But if you really don’t feel up to battling the traffic and the masses, it’s a great time to turn the other way and head inland! France is quite a big country and parts of it are very sparsely populated; something that is a part of it’s immense charm and a feature we simply adore. Turning away from the coast and driving in the opposite direction along a good selection of different routes soon brings you to beautiful countryside, where fields of maize ripen under the same sultry sun that wilts sunflowers in the heat. It’s amazing, even during France’s busiest holiday month there are really very few cars on the inland narrow country roads; one sees the odd local, the occasional tourist and some foreign cars, usually with either Dutch or British license plates. We pass houses that look neglected with their shutters firmly closed but they’re just going about that age old tradition, shutting out the sun and keeping the interior cool.
Locals sit in the shade, nothing is hurried, in such heat it cannot be; a game of boules under the coolness of trees, a quiet afternoon fishing by the river. In the country time passes slowly for locals who know how precious their summer is. Far from the maddening crowds the water flows slowly….
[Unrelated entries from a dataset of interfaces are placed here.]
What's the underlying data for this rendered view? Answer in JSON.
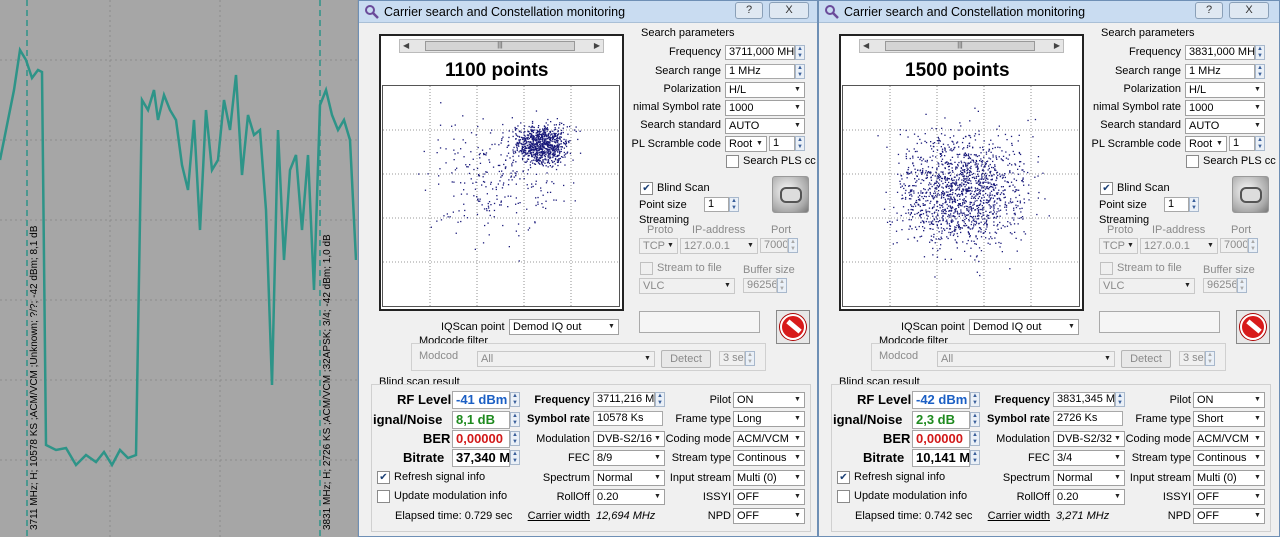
{
  "spectrum": {
    "markers": [
      "3711 MHz; H; 10578 KS ;ACM/VCM ;Unknown; ?/?; -42 dBm; 8,1 dB",
      "3831 MHz; H; 2726 KS ;ACM/VCM ;32APSK; 3/4; -42 dBm; 1,0 dB"
    ],
    "line_color": "#2e9488"
  },
  "windows": [
    {
      "title": "Carrier search and Constellation monitoring",
      "help": "?",
      "close": "X",
      "points_title": "1100 points",
      "constellation": {
        "points": 1100,
        "cluster": "tight",
        "dot_color": "#1a1a7a"
      },
      "search_params": {
        "heading": "Search parameters",
        "frequency_label": "Frequency",
        "frequency": "3711,000 MHz",
        "range_label": "Search range",
        "range": "1 MHz",
        "polarization_label": "Polarization",
        "polarization": "H/L",
        "symrate_label": "nimal Symbol rate",
        "symrate": "1000",
        "standard_label": "Search standard",
        "standard": "AUTO",
        "pls_label": "PL Scramble code",
        "pls_mode": "Root",
        "pls_value": "1",
        "search_pls_label": "Search PLS cc"
      },
      "blind_scan_label": "Blind Scan",
      "point_size_label": "Point size",
      "point_size": "1",
      "streaming": {
        "heading": "Streaming",
        "proto_label": "Proto",
        "ip_label": "IP-address",
        "port_label": "Port",
        "proto": "TCP",
        "ip": "127.0.0.1",
        "port": "7000",
        "stream_to_file": "Stream to file",
        "buffer_label": "Buffer size",
        "player": "VLC",
        "buffer": "96256"
      },
      "iqscan_label": "IQScan point",
      "iqscan": "Demod IQ out",
      "modcode": {
        "heading": "Modcode filter",
        "label": "Modcod",
        "value": "All",
        "detect": "Detect",
        "sec": "3 sec"
      },
      "result": {
        "heading": "Blind scan result",
        "rf_label": "RF Level",
        "rf": "-41 dBm",
        "sn_label": "ignal/Noise",
        "sn": "8,1 dB",
        "ber_label": "BER",
        "ber": "0,00000",
        "bitrate_label": "Bitrate",
        "bitrate": "37,340 M",
        "frequency_label": "Frequency",
        "frequency": "3711,216 M",
        "symrate_label": "Symbol rate",
        "symrate": "10578 Ks",
        "modulation_label": "Modulation",
        "modulation": "DVB-S2/16A",
        "fec_label": "FEC",
        "fec": "8/9",
        "spectrum_label": "Spectrum",
        "spectrum": "Normal",
        "rolloff_label": "RollOff",
        "rolloff": "0.20",
        "pilot_label": "Pilot",
        "pilot": "ON",
        "frame_label": "Frame type",
        "frame": "Long",
        "coding_label": "Coding mode",
        "coding": "ACM/VCM",
        "stream_type_label": "Stream type",
        "stream_type": "Continous",
        "input_label": "Input stream",
        "input": "Multi (0)",
        "issyi_label": "ISSYI",
        "issyi": "OFF",
        "npd_label": "NPD",
        "npd": "OFF",
        "refresh_label": "Refresh signal info",
        "update_label": "Update modulation info",
        "elapsed": "Elapsed time: 0.729 sec",
        "cw_label": "Carrier width",
        "cw": "12,694 MHz"
      }
    },
    {
      "title": "Carrier search and Constellation monitoring",
      "help": "?",
      "close": "X",
      "points_title": "1500 points",
      "constellation": {
        "points": 1500,
        "cluster": "wide",
        "dot_color": "#1a1a7a"
      },
      "search_params": {
        "heading": "Search parameters",
        "frequency_label": "Frequency",
        "frequency": "3831,000 MHz",
        "range_label": "Search range",
        "range": "1 MHz",
        "polarization_label": "Polarization",
        "polarization": "H/L",
        "symrate_label": "nimal Symbol rate",
        "symrate": "1000",
        "standard_label": "Search standard",
        "standard": "AUTO",
        "pls_label": "PL Scramble code",
        "pls_mode": "Root",
        "pls_value": "1",
        "search_pls_label": "Search PLS cc"
      },
      "blind_scan_label": "Blind Scan",
      "point_size_label": "Point size",
      "point_size": "1",
      "streaming": {
        "heading": "Streaming",
        "proto_label": "Proto",
        "ip_label": "IP-address",
        "port_label": "Port",
        "proto": "TCP",
        "ip": "127.0.0.1",
        "port": "7000",
        "stream_to_file": "Stream to file",
        "buffer_label": "Buffer size",
        "player": "VLC",
        "buffer": "96256"
      },
      "iqscan_label": "IQScan point",
      "iqscan": "Demod IQ out",
      "modcode": {
        "heading": "Modcode filter",
        "label": "Modcod",
        "value": "All",
        "detect": "Detect",
        "sec": "3 sec"
      },
      "result": {
        "heading": "Blind scan result",
        "rf_label": "RF Level",
        "rf": "-42 dBm",
        "sn_label": "ignal/Noise",
        "sn": "2,3 dB",
        "ber_label": "BER",
        "ber": "0,00000",
        "bitrate_label": "Bitrate",
        "bitrate": "10,141 M",
        "frequency_label": "Frequency",
        "frequency": "3831,345 M",
        "symrate_label": "Symbol rate",
        "symrate": "2726 Ks",
        "modulation_label": "Modulation",
        "modulation": "DVB-S2/32A",
        "fec_label": "FEC",
        "fec": "3/4",
        "spectrum_label": "Spectrum",
        "spectrum": "Normal",
        "rolloff_label": "RollOff",
        "rolloff": "0.20",
        "pilot_label": "Pilot",
        "pilot": "ON",
        "frame_label": "Frame type",
        "frame": "Short",
        "coding_label": "Coding mode",
        "coding": "ACM/VCM",
        "stream_type_label": "Stream type",
        "stream_type": "Continous",
        "input_label": "Input stream",
        "input": "Multi (0)",
        "issyi_label": "ISSYI",
        "issyi": "OFF",
        "npd_label": "NPD",
        "npd": "OFF",
        "refresh_label": "Refresh signal info",
        "update_label": "Update modulation info",
        "elapsed": "Elapsed time: 0.742 sec",
        "cw_label": "Carrier width",
        "cw": "3,271 MHz"
      }
    }
  ]
}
There are still plenty of watersports available on the River Charente, albeit with a slightly more relaxed atmosphere. Kayaking is very popular in France and it’s easy to find a spot to hire some for the day.
Without so many people it is possible to really enjoy the beauty of France. This is inland Charente Maritime, still only 30 to 40 minutes from the coast, but a world apart. Here restaurants still enjoy their summer visitors, but they’re not groaning with hordes of tourists; as a result, everyone is charming and everywhere looks so perfect – so perfectly French!
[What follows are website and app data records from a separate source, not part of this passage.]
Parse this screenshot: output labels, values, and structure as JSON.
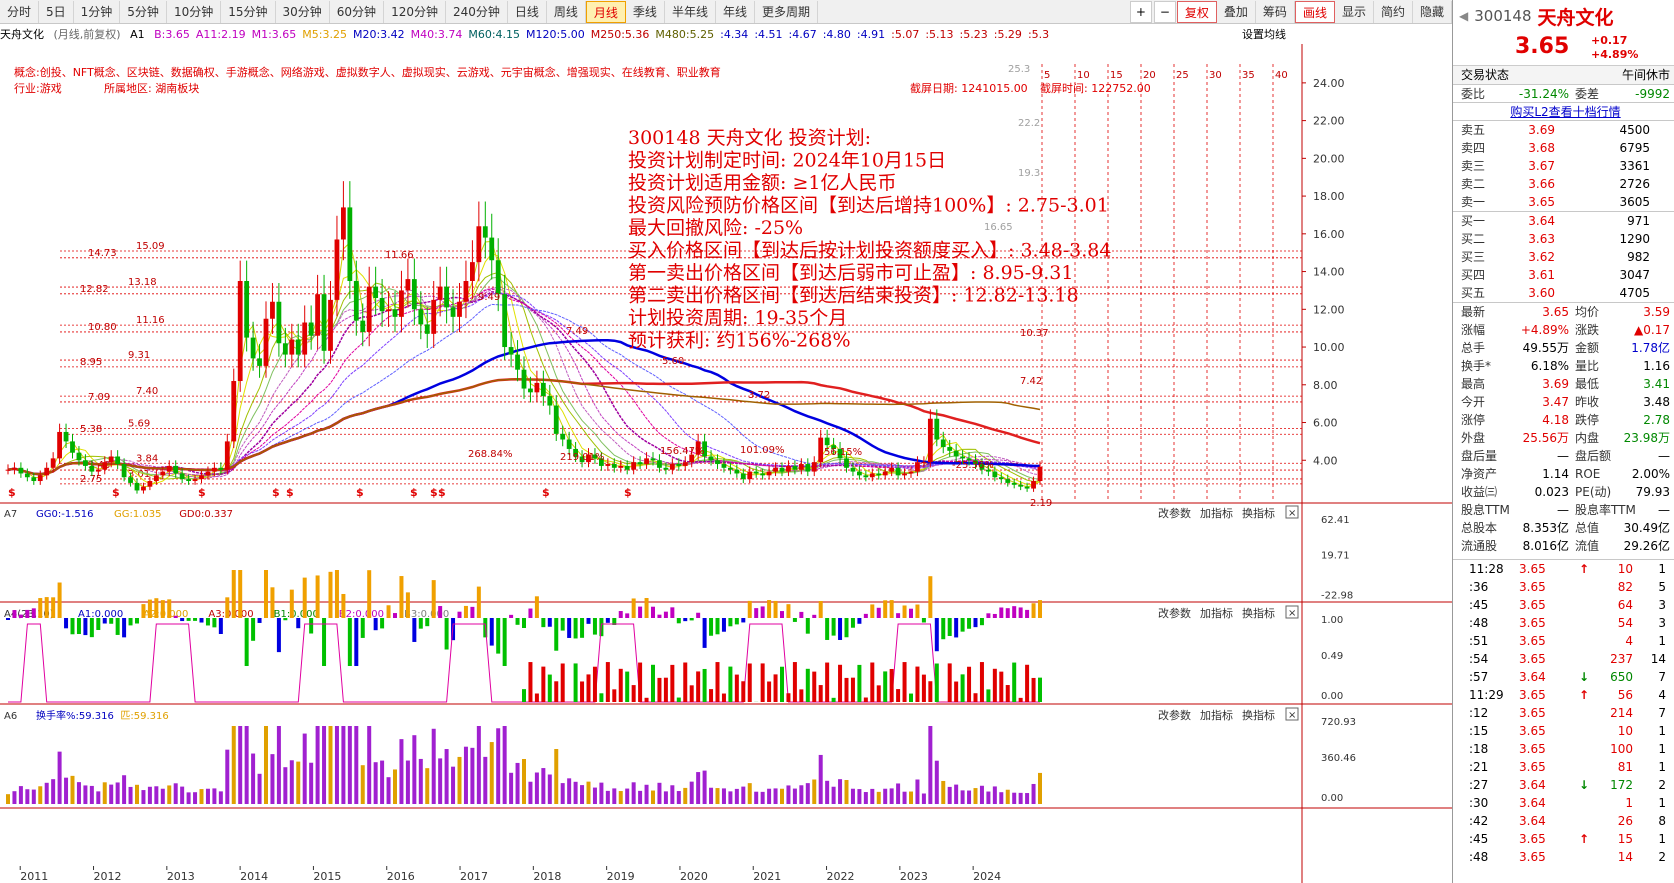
{
  "toolbar": {
    "periods": [
      "分时",
      "5日",
      "1分钟",
      "5分钟",
      "10分钟",
      "15分钟",
      "30分钟",
      "60分钟",
      "120分钟",
      "240分钟",
      "日线",
      "周线",
      "月线",
      "季线",
      "半年线",
      "年线",
      "更多周期"
    ],
    "active_period": "月线",
    "right_buttons": [
      "复权",
      "叠加",
      "筹码",
      "画线",
      "显示",
      "简约",
      "隐藏"
    ]
  },
  "infoline": {
    "stock": "天舟文化",
    "mode": "(月线,前复权)",
    "indicator": "A1",
    "ma": [
      "B:3.65",
      "A11:2.19",
      "M1:3.65",
      "M5:3.25",
      "M20:3.42",
      "M40:3.74",
      "M60:4.15",
      "M120:5.00",
      "M250:5.36",
      "M480:5.25"
    ],
    "ma2": [
      ":4.34",
      ":4.51",
      ":4.67",
      ":4.80",
      ":4.91",
      ":5.07",
      ":5.13",
      ":5.23",
      ":5.29",
      ":5.3"
    ],
    "setting": "设置均线"
  },
  "concept": {
    "line1": "概念:创投、NFT概念、区块链、数据确权、手游概念、网络游戏、虚拟数字人、虚拟现实、云游戏、元宇宙概念、增强现实、在线教育、职业教育",
    "industry": "行业:游戏",
    "region": "所属地区: 湖南板块",
    "screenshot_date": "截屏日期: 1241015.00",
    "screenshot_time": "截屏时间: 122752.00"
  },
  "plan": {
    "lines": [
      "300148 天舟文化 投资计划:",
      "投资计划制定时间: 2024年10月15日",
      "投资计划适用金额: ≥1亿人民币",
      "投资风险预防价格区间【到达后增持100%】: 2.75-3.01",
      "最大回撤风险: -25%",
      "买入价格区间【到达后按计划投资额度买入】: 3.48-3.84",
      "第一卖出价格区间【到达后弱市可止盈】: 8.95-9.31",
      "第二卖出价格区间【到达后结束投资】: 12.82-13.18",
      "计划投资周期: 19-35个月",
      "预计获利: 约156%-268%"
    ]
  },
  "chart_data": [
    {
      "type": "candlestick",
      "title": "天舟文化 月线 前复权",
      "ylim": [
        2,
        25
      ],
      "yticks": [
        "24.00",
        "22.00",
        "20.00",
        "18.00",
        "16.00",
        "14.00",
        "12.00",
        "10.00",
        "8.00",
        "6.00",
        "4.00"
      ],
      "xticks": [
        "2011",
        "2012",
        "2013",
        "2014",
        "2015",
        "2016",
        "2017",
        "2018",
        "2019",
        "2020",
        "2021",
        "2022",
        "2023",
        "2024"
      ],
      "price_lines": [
        {
          "label": "14.73",
          "value": 14.73
        },
        {
          "label": "15.09",
          "value": 15.09
        },
        {
          "label": "12.82",
          "value": 12.82
        },
        {
          "label": "13.18",
          "value": 13.18
        },
        {
          "label": "10.80",
          "value": 10.8
        },
        {
          "label": "11.16",
          "value": 11.16
        },
        {
          "label": "8.95",
          "value": 8.95
        },
        {
          "label": "9.31",
          "value": 9.31
        },
        {
          "label": "7.09",
          "value": 7.09
        },
        {
          "label": "7.40",
          "value": 7.4
        },
        {
          "label": "5.38",
          "value": 5.38
        },
        {
          "label": "5.69",
          "value": 5.69
        },
        {
          "label": "3.48",
          "value": 3.48
        },
        {
          "label": "3.84",
          "value": 3.84
        },
        {
          "label": "2.75",
          "value": 2.75
        },
        {
          "label": "3.01",
          "value": 3.01
        }
      ],
      "annotations": [
        "25.3",
        "22.2",
        "19.3",
        "16.65",
        "11.66",
        "9.49",
        "7.49",
        "5.60",
        "3.72",
        "2.19",
        "268.84%",
        "219.01%",
        "156.47%",
        "101.09%",
        "56.15%",
        "-25.36%",
        "10.37",
        "7.42"
      ],
      "fib_counts": [
        "5",
        "10",
        "15",
        "20",
        "25",
        "30",
        "35",
        "40"
      ],
      "close_series": [
        3.5,
        3.6,
        3.3,
        3.1,
        2.9,
        3.2,
        3.6,
        4.1,
        5.5,
        5.0,
        4.4,
        4.0,
        3.7,
        3.4,
        3.5,
        3.9,
        4.2,
        3.8,
        3.1,
        2.8,
        2.4,
        2.6,
        2.9,
        3.2,
        3.4,
        3.7,
        3.3,
        3.0,
        2.9,
        3.0,
        3.2,
        3.4,
        3.6,
        3.5,
        5.0,
        8.2,
        13.5,
        10.5,
        9.4,
        9.0,
        11.5,
        12.4,
        10.2,
        9.6,
        10.4,
        9.6,
        11.3,
        10.6,
        12.8,
        9.8,
        12.5,
        15.7,
        17.4,
        13.5,
        11.4,
        10.8,
        13.2,
        12.6,
        11.9,
        12.0,
        11.6,
        13.0,
        13.6,
        12.0,
        11.2,
        10.7,
        12.5,
        13.2,
        12.1,
        11.6,
        12.4,
        13.5,
        14.5,
        16.4,
        15.8,
        14.6,
        12.8,
        10.0,
        9.6,
        8.8,
        7.8,
        7.6,
        8.1,
        7.4,
        6.9,
        5.4,
        5.1,
        4.6,
        4.2,
        3.9,
        4.3,
        4.1,
        3.7,
        3.8,
        3.6,
        3.7,
        3.5,
        3.9,
        3.8,
        4.1,
        4.0,
        3.6,
        3.5,
        3.8,
        3.7,
        3.9,
        4.3,
        5.0,
        4.2,
        4.0,
        3.8,
        3.6,
        3.5,
        3.3,
        3.0,
        3.4,
        3.3,
        3.2,
        3.4,
        3.6,
        3.4,
        3.7,
        3.5,
        3.8,
        3.4,
        3.9,
        5.2,
        4.8,
        4.6,
        4.1,
        3.6,
        3.4,
        3.2,
        3.1,
        3.3,
        3.2,
        3.4,
        3.6,
        3.2,
        3.3,
        3.4,
        3.9,
        3.9,
        6.2,
        5.1,
        4.7,
        4.5,
        4.2,
        4.1,
        4.0,
        3.8,
        3.5,
        3.4,
        3.1,
        3.0,
        2.8,
        2.7,
        2.6,
        2.5,
        2.9,
        3.65
      ]
    },
    {
      "type": "bar",
      "title": "A7",
      "series_labels": [
        "GG0:-1.516",
        "GG:1.035",
        "GD0:0.337"
      ],
      "yticks": [
        "62.41",
        "19.71",
        "-22.98"
      ]
    },
    {
      "type": "line",
      "title": "A4(23,10)",
      "series_labels": [
        "A1:0.000",
        "A2:0.000",
        "A3:0.000",
        "B1:0.000",
        "B2:0.000",
        "B3:0.000"
      ],
      "yticks": [
        "1.00",
        "0.49",
        "0.00"
      ]
    },
    {
      "type": "bar",
      "title": "A6",
      "series_labels": [
        "换手率%:59.316",
        "匹:59.316"
      ],
      "yticks": [
        "720.93",
        "360.46",
        "0.00"
      ]
    }
  ],
  "subpanel_buttons": [
    "改参数",
    "加指标",
    "换指标"
  ],
  "panel": {
    "code": "300148",
    "name": "天舟文化",
    "price": "3.65",
    "change": "+0.17",
    "change_pct": "+4.89%",
    "status_label": "交易状态",
    "status": "午间休市",
    "webi_label": "委比",
    "webi": "-31.24%",
    "weicha_label": "委差",
    "weicha": "-9992",
    "l2_link": "购买L2查看十档行情",
    "asks": [
      [
        "卖五",
        "3.69",
        "4500"
      ],
      [
        "卖四",
        "3.68",
        "6795"
      ],
      [
        "卖三",
        "3.67",
        "3361"
      ],
      [
        "卖二",
        "3.66",
        "2726"
      ],
      [
        "卖一",
        "3.65",
        "3605"
      ]
    ],
    "bids": [
      [
        "买一",
        "3.64",
        "971"
      ],
      [
        "买二",
        "3.63",
        "1290"
      ],
      [
        "买三",
        "3.62",
        "982"
      ],
      [
        "买四",
        "3.61",
        "3047"
      ],
      [
        "买五",
        "3.60",
        "4705"
      ]
    ],
    "stats": [
      [
        "最新",
        "3.65",
        "均价",
        "3.59"
      ],
      [
        "涨幅",
        "+4.89%",
        "涨跌",
        "▲0.17"
      ],
      [
        "总手",
        "49.55万",
        "金额",
        "1.78亿"
      ],
      [
        "换手*",
        "6.18%",
        "量比",
        "1.16"
      ],
      [
        "最高",
        "3.69",
        "最低",
        "3.41"
      ],
      [
        "今开",
        "3.47",
        "昨收",
        "3.48"
      ],
      [
        "涨停",
        "4.18",
        "跌停",
        "2.78"
      ],
      [
        "外盘",
        "25.56万",
        "内盘",
        "23.98万"
      ],
      [
        "盘后量",
        "—",
        "盘后额",
        "—"
      ],
      [
        "净资产",
        "1.14",
        "ROE",
        "2.00%"
      ],
      [
        "收益㈢",
        "0.023",
        "PE(动)",
        "79.93"
      ],
      [
        "股息TTM",
        "—",
        "股息率TTM",
        "—"
      ],
      [
        "总股本",
        "8.353亿",
        "总值",
        "30.49亿"
      ],
      [
        "流通股",
        "8.016亿",
        "流值",
        "29.26亿"
      ]
    ],
    "ticks": [
      [
        "11:28",
        "3.65",
        "↑",
        "10",
        "1"
      ],
      [
        ":36",
        "3.65",
        "",
        "82",
        "5"
      ],
      [
        ":45",
        "3.65",
        "",
        "64",
        "3"
      ],
      [
        ":48",
        "3.65",
        "",
        "54",
        "3"
      ],
      [
        ":51",
        "3.65",
        "",
        "4",
        "1"
      ],
      [
        ":54",
        "3.65",
        "",
        "237",
        "14"
      ],
      [
        ":57",
        "3.64",
        "↓",
        "650",
        "7"
      ],
      [
        "11:29",
        "3.65",
        "↑",
        "56",
        "4"
      ],
      [
        ":12",
        "3.65",
        "",
        "214",
        "7"
      ],
      [
        ":15",
        "3.65",
        "",
        "10",
        "1"
      ],
      [
        ":18",
        "3.65",
        "",
        "100",
        "1"
      ],
      [
        ":21",
        "3.65",
        "",
        "81",
        "1"
      ],
      [
        ":27",
        "3.64",
        "↓",
        "172",
        "2"
      ],
      [
        ":30",
        "3.64",
        "",
        "1",
        "1"
      ],
      [
        ":42",
        "3.64",
        "",
        "26",
        "8"
      ],
      [
        ":45",
        "3.65",
        "↑",
        "15",
        "1"
      ],
      [
        ":48",
        "3.65",
        "",
        "14",
        "2"
      ]
    ]
  }
}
While enjoying a little bit of casual culture it’s also a good time to visit one of the many châteaux of the region. Château de Crazannes is well worth a visit, nestled amongst the trees just outside the village of the same name. Built in the XIVth and XVth centuries and classified as a listed historic monument in 1913, it was one of the first private castles to receive this classification in France. Both Edward lll’s son, the “Black Prince” and the King of France, Francois 1st, stayed here. It is here that the tale Puss in Boots is also based – this goes back to the XVIIth century when the Marquis of Carabas owned the Château and he is indeed the master in Charles Perrault’s tale.
In the grounds, the Roman chapel, the keep, the moat and the dovecote are the remains of an ancient medieval fortress, which used to be a place for the pilgrims to stay for the night on their way to St Jaques de Compostelle in Spain.
The best bit of all for us, of course, is that wonderful stretch of countryside between land and sea right on our doorstep – the Marais de Brouage; where cattle and horses roam and where there is wildlife in abundance. For us it seems untouched by tourism and ignored by most people as they speed past it on the way to their coastal resort.
On the one hand I am glad it is largely ignored, but on the other I am sad that so few people take the time to appreciate it; it’s somewhere where one can walk and cycle for hours on end and not see a soul. It’s a land where one can reflect, a place so near to everything and yet so far from it all; a place full of discovery and a place I will never forget. It’s a good place to call home.